But when I work on reviewing a video there is always a need to make comments and relate those to a specific time within that video. If I used email for this (and I used to) then I would need to find and write down the timecode. Then when I send that email to others who are reviewing the same video, they need to make the effort to relate that comment to the exact moment in the video that I am talking about. Only at that point is there true clarification in everyone’s mind as to what I am talking about. Using a video collaboration platform instantly remedies this.
4. Trust and transparency increases
Perhaps the most liberating of all the benefits is trust and transparency – but it is not for everyone.
The only way you can get true collaboration on a team is if the team lead uses the platform. And then, like working with any boss, there is the inevitable challenge of everyone saying the right thing. There are those that can do it, those that struggle and those that simply don’t do it.
I’ve found that getting people to sign up to using the collaboration software is often the biggest challenge of all. Some of those who are initially reluctant are often said to be too busy, or struggle from inertia, or complain they use too many platforms already. But the reality is, if you can save 50% of your time working on something and get better results, then those excuses are bogus.
Very often the reason people don’t use collaboration software is that they struggle working with others – both senior and junior – who can see what they are doing. They are the ones that don’t respond to email promptly, who rarely comment during meetings and who often aren’t good at collaborating in the first place.
But for those that do use collaboration platforms the results can be immense.
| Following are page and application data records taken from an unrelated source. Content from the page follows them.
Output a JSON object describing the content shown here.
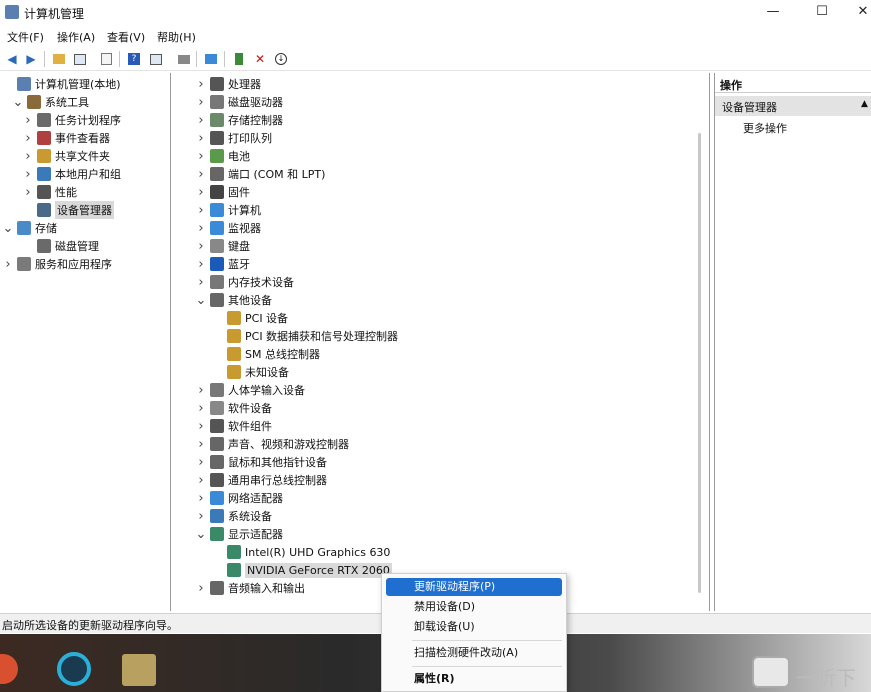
{
  "window": {
    "title": "计算机管理",
    "controls": {
      "minimize": "—",
      "maximize": "☐",
      "close": "✕"
    }
  },
  "menubar": [
    "文件(F)",
    "操作(A)",
    "查看(V)",
    "帮助(H)"
  ],
  "left_tree": [
    {
      "label": "计算机管理(本地)",
      "level": 0,
      "chev": "",
      "icon": "computer-management-icon",
      "color": "#5a7fb0"
    },
    {
      "label": "系统工具",
      "level": 1,
      "chev": "v",
      "icon": "tools-icon",
      "color": "#8a6a3a"
    },
    {
      "label": "任务计划程序",
      "level": 2,
      "chev": ">",
      "icon": "clock-icon",
      "color": "#6a6a6a"
    },
    {
      "label": "事件查看器",
      "level": 2,
      "chev": ">",
      "icon": "event-viewer-icon",
      "color": "#b04040"
    },
    {
      "label": "共享文件夹",
      "level": 2,
      "chev": ">",
      "icon": "shared-folder-icon",
      "color": "#c89a30"
    },
    {
      "label": "本地用户和组",
      "level": 2,
      "chev": ">",
      "icon": "users-icon",
      "color": "#3a7ab8"
    },
    {
      "label": "性能",
      "level": 2,
      "chev": ">",
      "icon": "performance-icon",
      "color": "#555555"
    },
    {
      "label": "设备管理器",
      "level": 2,
      "chev": "",
      "icon": "device-manager-icon",
      "color": "#4a6a8a",
      "selected": true
    },
    {
      "label": "存储",
      "level": 0,
      "chev": "v",
      "icon": "storage-icon",
      "color": "#4a8ac8"
    },
    {
      "label": "磁盘管理",
      "level": 2,
      "chev": "",
      "icon": "disk-management-icon",
      "color": "#6a6a6a"
    },
    {
      "label": "服务和应用程序",
      "level": 0,
      "chev": ">",
      "icon": "services-icon",
      "color": "#7a7a7a"
    }
  ],
  "device_tree": [
    {
      "label": "处理器",
      "level": 0,
      "chev": ">",
      "icon": "processor-icon",
      "color": "#555555"
    },
    {
      "label": "磁盘驱动器",
      "level": 0,
      "chev": ">",
      "icon": "disk-drive-icon",
      "color": "#777777"
    },
    {
      "label": "存储控制器",
      "level": 0,
      "chev": ">",
      "icon": "storage-controller-icon",
      "color": "#6a8a6a"
    },
    {
      "label": "打印队列",
      "level": 0,
      "chev": ">",
      "icon": "printer-icon",
      "color": "#555555"
    },
    {
      "label": "电池",
      "level": 0,
      "chev": ">",
      "icon": "battery-icon",
      "color": "#5a9a4a"
    },
    {
      "label": "端口 (COM 和 LPT)",
      "level": 0,
      "chev": ">",
      "icon": "port-icon",
      "color": "#666666"
    },
    {
      "label": "固件",
      "level": 0,
      "chev": ">",
      "icon": "firmware-icon",
      "color": "#444444"
    },
    {
      "label": "计算机",
      "level": 0,
      "chev": ">",
      "icon": "computer-icon",
      "color": "#3a8ad8"
    },
    {
      "label": "监视器",
      "level": 0,
      "chev": ">",
      "icon": "monitor-icon",
      "color": "#3a8ad8"
    },
    {
      "label": "键盘",
      "level": 0,
      "chev": ">",
      "icon": "keyboard-icon",
      "color": "#888888"
    },
    {
      "label": "蓝牙",
      "level": 0,
      "chev": ">",
      "icon": "bluetooth-icon",
      "color": "#1a5ab8"
    },
    {
      "label": "内存技术设备",
      "level": 0,
      "chev": ">",
      "icon": "memory-device-icon",
      "color": "#777777"
    },
    {
      "label": "其他设备",
      "level": 0,
      "chev": "v",
      "icon": "other-devices-icon",
      "color": "#666666"
    },
    {
      "label": "PCI 设备",
      "level": 1,
      "chev": "",
      "icon": "unknown-device-warning-icon",
      "color": "#c89a30"
    },
    {
      "label": "PCI 数据捕获和信号处理控制器",
      "level": 1,
      "chev": "",
      "icon": "unknown-device-warning-icon",
      "color": "#c89a30"
    },
    {
      "label": "SM 总线控制器",
      "level": 1,
      "chev": "",
      "icon": "unknown-device-warning-icon",
      "color": "#c89a30"
    },
    {
      "label": "未知设备",
      "level": 1,
      "chev": "",
      "icon": "unknown-device-warning-icon",
      "color": "#c89a30"
    },
    {
      "label": "人体学输入设备",
      "level": 0,
      "chev": ">",
      "icon": "hid-icon",
      "color": "#777777"
    },
    {
      "label": "软件设备",
      "level": 0,
      "chev": ">",
      "icon": "software-device-icon",
      "color": "#888888"
    },
    {
      "label": "软件组件",
      "level": 0,
      "chev": ">",
      "icon": "software-component-icon",
      "color": "#555555"
    },
    {
      "label": "声音、视频和游戏控制器",
      "level": 0,
      "chev": ">",
      "icon": "sound-icon",
      "color": "#666666"
    },
    {
      "label": "鼠标和其他指针设备",
      "level": 0,
      "chev": ">",
      "icon": "mouse-icon",
      "color": "#666666"
    },
    {
      "label": "通用串行总线控制器",
      "level": 0,
      "chev": ">",
      "icon": "usb-icon",
      "color": "#555555"
    },
    {
      "label": "网络适配器",
      "level": 0,
      "chev": ">",
      "icon": "network-adapter-icon",
      "color": "#3a8ad8"
    },
    {
      "label": "系统设备",
      "level": 0,
      "chev": ">",
      "icon": "system-device-icon",
      "color": "#3a7ab8"
    },
    {
      "label": "显示适配器",
      "level": 0,
      "chev": "v",
      "icon": "display-adapter-icon",
      "color": "#3a8a6a"
    },
    {
      "label": "Intel(R) UHD Graphics 630",
      "level": 1,
      "chev": "",
      "icon": "display-adapter-icon",
      "color": "#3a8a6a"
    },
    {
      "label": "NVIDIA GeForce RTX 2060",
      "level": 1,
      "chev": "",
      "icon": "display-adapter-icon",
      "color": "#3a8a6a",
      "selected": true
    },
    {
      "label": "音频输入和输出",
      "level": 0,
      "chev": ">",
      "icon": "audio-io-icon",
      "color": "#666666"
    }
  ],
  "actions_pane": {
    "header": "操作",
    "section": "设备管理器",
    "more": "更多操作"
  },
  "context_menu": [
    {
      "label": "更新驱动程序(P)",
      "highlighted": true
    },
    {
      "label": "禁用设备(D)"
    },
    {
      "label": "卸载设备(U)"
    },
    {
      "label": "扫描检测硬件改动(A)",
      "separator_before": true
    },
    {
      "label": "属性(R)",
      "bold": true,
      "separator_before": true
    }
  ],
  "status_bar": "启动所选设备的更新驱动程序向导。",
  "watermark": "一听下"
}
For example – take an approval process for a video ad. Any 30 second video ad can go through numerous approvals. If you use collaboration software during this process then you make those who are participating justify the comments they are making.
One way I have found to get the most out of a team is to ask a question rather than make a comment. Like “What do you think about the background music?” Rather than passing judgement, it helps to focus the minds of all those involved – many of whom have different skillsets – and you inevitably end up with insights that are unexpected.
5. Search is easier and more efficient
Email is a closed system and you can only ever search your own content. Bottlenecks happen in organisations and workflows when there is a lack of transparency and email by definition does this. If you only use email, how often does it happen that you think you have said something to someone when in fact you have only mentioned it to others?
By making things searchable for all, you inevitably reduce the amount of times that you have to repeat yourself and you should speed up processes along the way as everyone can get facts they need as and when they want them.
There is a famous quote that has been attributed to a number of CEOs of large organisations that goes: “If we only knew what we know”. It’s a great line and is just as relevant to a large organisation as it is to a team as it is to the creation of a piece of media like a video ad. If we knew what all the stakeholders were thinking right from the beginning, it would make creating that video, managing it through production and post-production, and archiving it so much easier.